      York was captured by the Danes in 867 who found that the river afforded an excellent approach. They remained and proceeded to build up the city as a commercial centre. During the Civil Wars of the 17th century Charles I retreated to York and in 1644 the City was under siege.

      By the 19th century there were 34 parishes in York; this figure indicates the immense amount of work awaiting the student who merely has the name "York" as a starting-point for his researches!

      There are many modern guide-books to York and the larger towns, and there are several authoritative works on the history of the City - not the least being a separate volume of the Victoria County History.

      When John Daggett came to London in the early 1860's he stayed for a short while in the parish of St.Pancras. Soon afterwards he moved to East London where he remained for many years before taking a house at Muswell Hill.

      He brought up his family in Hackney - then a respectable suburb - and some of his grandchildren also spent their childhood there. Some were born in southwest London. Our own branch of the family moved out to Walthamstow and then to Wanstead or Woodford. After the Second World War they became dispersed in various directions. As these London suburbs have their own well-organised local archives and public libraries, there is no need to give any further description of them here.

Page 2

Page 3

Page 4

Next Chapter 4

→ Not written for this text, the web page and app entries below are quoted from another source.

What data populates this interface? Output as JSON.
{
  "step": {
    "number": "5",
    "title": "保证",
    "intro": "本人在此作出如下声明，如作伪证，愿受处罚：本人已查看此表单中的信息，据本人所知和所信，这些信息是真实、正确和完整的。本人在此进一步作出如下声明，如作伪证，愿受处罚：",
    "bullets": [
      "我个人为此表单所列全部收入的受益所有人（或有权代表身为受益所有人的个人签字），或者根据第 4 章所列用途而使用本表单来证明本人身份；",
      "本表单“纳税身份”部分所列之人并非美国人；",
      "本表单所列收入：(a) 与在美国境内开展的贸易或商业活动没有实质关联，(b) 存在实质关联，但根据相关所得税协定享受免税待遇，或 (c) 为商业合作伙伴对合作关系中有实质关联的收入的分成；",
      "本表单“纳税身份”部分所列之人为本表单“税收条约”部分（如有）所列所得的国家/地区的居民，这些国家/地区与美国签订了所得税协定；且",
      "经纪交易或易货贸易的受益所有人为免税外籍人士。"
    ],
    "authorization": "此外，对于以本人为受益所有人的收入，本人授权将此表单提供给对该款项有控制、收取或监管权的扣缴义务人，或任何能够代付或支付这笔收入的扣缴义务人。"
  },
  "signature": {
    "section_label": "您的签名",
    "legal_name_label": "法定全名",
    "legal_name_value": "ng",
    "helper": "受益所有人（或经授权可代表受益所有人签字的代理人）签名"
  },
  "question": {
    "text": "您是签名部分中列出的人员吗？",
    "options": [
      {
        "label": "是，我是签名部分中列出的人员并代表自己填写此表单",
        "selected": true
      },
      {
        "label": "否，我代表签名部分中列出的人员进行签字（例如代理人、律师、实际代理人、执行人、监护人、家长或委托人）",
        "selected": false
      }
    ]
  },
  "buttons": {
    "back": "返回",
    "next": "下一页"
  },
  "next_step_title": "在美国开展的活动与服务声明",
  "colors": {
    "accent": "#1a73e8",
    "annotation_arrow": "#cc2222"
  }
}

Picture taken 1985 Picture taken 2020
Home INDEX Contents Forward Volume 1 Volume 2 Tree chart Miscellaneous RAF Archive Pics